Entries provided:
- - - - - - -
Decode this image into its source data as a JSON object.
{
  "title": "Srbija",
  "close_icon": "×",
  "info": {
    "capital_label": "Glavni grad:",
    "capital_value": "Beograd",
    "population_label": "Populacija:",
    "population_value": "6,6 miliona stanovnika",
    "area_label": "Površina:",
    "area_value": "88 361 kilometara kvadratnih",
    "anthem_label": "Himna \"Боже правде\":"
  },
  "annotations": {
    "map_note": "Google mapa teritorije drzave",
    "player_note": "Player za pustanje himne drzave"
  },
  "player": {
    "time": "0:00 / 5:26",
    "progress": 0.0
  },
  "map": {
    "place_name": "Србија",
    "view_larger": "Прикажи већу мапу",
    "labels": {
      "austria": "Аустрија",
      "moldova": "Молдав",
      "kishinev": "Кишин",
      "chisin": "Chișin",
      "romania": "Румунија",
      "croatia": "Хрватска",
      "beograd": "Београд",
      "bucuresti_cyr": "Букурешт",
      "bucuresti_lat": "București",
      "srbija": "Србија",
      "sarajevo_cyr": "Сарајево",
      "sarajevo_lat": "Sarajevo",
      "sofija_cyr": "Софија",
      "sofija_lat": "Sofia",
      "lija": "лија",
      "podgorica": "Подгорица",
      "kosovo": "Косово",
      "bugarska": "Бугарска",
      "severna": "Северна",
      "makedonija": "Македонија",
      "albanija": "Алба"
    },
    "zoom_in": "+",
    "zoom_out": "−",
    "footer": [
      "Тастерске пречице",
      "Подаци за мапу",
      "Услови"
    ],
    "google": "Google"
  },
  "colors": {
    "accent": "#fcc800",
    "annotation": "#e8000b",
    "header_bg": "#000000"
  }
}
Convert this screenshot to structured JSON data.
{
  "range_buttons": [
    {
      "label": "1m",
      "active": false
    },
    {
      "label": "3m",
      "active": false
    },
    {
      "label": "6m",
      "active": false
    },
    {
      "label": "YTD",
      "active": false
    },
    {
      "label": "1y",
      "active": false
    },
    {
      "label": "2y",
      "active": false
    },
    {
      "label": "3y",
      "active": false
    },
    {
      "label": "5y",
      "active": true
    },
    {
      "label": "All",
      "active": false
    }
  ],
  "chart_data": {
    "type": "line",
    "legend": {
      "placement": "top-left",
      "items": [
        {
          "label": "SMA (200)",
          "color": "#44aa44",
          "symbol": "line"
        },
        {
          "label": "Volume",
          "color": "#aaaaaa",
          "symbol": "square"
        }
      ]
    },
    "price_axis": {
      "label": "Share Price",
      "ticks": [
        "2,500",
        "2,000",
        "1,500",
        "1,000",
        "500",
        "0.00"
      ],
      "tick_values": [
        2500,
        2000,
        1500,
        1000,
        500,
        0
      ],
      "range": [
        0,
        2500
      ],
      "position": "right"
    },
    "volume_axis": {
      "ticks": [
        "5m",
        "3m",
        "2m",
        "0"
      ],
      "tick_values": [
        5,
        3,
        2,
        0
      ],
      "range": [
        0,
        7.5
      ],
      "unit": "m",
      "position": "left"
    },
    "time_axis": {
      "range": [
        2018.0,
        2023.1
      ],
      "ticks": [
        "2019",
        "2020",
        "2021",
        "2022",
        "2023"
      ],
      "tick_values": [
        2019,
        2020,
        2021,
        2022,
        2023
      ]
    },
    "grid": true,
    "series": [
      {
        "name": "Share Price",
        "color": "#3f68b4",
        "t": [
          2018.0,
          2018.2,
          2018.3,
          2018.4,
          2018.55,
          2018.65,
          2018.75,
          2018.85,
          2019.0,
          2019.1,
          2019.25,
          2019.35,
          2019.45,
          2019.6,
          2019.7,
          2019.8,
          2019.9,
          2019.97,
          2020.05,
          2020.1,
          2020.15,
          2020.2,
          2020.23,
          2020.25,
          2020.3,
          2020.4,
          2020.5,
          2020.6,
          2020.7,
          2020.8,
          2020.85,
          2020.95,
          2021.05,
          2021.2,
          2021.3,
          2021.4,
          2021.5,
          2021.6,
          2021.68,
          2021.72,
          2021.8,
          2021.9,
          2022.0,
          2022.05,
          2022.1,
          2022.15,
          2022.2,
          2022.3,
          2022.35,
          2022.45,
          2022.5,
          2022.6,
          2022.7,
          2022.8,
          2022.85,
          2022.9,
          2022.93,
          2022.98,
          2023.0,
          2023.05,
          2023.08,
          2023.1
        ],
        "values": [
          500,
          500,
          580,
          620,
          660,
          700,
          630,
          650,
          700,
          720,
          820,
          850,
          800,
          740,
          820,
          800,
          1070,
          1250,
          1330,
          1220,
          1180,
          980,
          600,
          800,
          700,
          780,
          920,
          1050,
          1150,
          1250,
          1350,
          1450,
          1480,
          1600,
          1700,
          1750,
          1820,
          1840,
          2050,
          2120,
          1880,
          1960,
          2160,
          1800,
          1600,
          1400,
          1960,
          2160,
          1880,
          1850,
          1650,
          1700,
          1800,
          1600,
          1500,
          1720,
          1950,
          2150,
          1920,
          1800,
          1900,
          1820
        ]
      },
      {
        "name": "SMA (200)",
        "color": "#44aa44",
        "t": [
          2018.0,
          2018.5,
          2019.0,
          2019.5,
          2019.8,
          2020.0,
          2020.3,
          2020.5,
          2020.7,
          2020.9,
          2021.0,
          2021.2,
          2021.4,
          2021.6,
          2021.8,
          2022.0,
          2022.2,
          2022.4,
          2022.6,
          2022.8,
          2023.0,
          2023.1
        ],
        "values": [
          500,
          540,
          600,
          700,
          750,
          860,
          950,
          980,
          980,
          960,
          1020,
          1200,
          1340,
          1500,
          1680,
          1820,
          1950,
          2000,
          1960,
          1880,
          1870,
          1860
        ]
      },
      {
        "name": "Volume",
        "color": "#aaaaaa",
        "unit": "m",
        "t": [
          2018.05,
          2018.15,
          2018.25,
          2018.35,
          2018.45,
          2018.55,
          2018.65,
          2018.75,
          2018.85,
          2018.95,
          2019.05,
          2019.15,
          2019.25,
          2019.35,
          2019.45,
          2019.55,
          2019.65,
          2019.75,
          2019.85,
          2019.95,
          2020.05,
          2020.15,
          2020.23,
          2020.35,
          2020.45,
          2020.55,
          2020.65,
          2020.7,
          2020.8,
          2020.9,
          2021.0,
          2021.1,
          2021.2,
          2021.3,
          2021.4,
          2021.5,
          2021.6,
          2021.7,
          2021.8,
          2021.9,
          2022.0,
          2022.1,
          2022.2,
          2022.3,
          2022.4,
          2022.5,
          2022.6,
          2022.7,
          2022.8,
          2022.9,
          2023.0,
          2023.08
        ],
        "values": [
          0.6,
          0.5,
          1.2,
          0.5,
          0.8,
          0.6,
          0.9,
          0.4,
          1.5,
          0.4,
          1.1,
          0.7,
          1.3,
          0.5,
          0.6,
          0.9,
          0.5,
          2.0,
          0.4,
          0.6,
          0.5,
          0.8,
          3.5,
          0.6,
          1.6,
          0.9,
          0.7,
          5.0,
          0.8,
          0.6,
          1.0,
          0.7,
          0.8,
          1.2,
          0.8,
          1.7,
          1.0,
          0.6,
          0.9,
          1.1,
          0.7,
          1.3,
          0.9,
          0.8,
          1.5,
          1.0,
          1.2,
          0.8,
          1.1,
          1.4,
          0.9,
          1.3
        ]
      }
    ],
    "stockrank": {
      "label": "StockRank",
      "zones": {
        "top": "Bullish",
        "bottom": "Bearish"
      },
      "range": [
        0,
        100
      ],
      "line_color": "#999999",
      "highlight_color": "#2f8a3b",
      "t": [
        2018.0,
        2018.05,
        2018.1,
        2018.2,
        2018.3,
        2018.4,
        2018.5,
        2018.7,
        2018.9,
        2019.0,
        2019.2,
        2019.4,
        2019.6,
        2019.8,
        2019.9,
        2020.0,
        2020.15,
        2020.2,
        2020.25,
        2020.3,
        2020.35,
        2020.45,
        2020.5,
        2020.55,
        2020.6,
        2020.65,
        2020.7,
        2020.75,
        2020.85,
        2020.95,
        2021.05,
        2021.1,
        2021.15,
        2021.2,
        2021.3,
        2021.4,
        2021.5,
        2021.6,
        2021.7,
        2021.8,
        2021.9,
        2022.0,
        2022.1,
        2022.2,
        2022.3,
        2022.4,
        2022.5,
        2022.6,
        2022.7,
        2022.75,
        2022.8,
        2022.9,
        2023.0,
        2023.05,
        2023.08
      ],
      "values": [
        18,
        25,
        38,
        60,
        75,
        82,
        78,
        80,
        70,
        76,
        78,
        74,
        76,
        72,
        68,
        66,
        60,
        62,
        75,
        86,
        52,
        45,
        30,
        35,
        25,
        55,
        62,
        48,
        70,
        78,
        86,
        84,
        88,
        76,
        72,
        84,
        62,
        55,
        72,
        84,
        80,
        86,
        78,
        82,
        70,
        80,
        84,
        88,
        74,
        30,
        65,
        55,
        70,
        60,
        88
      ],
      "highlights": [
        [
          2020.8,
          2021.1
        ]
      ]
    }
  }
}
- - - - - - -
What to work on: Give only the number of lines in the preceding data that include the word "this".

Final answer: 2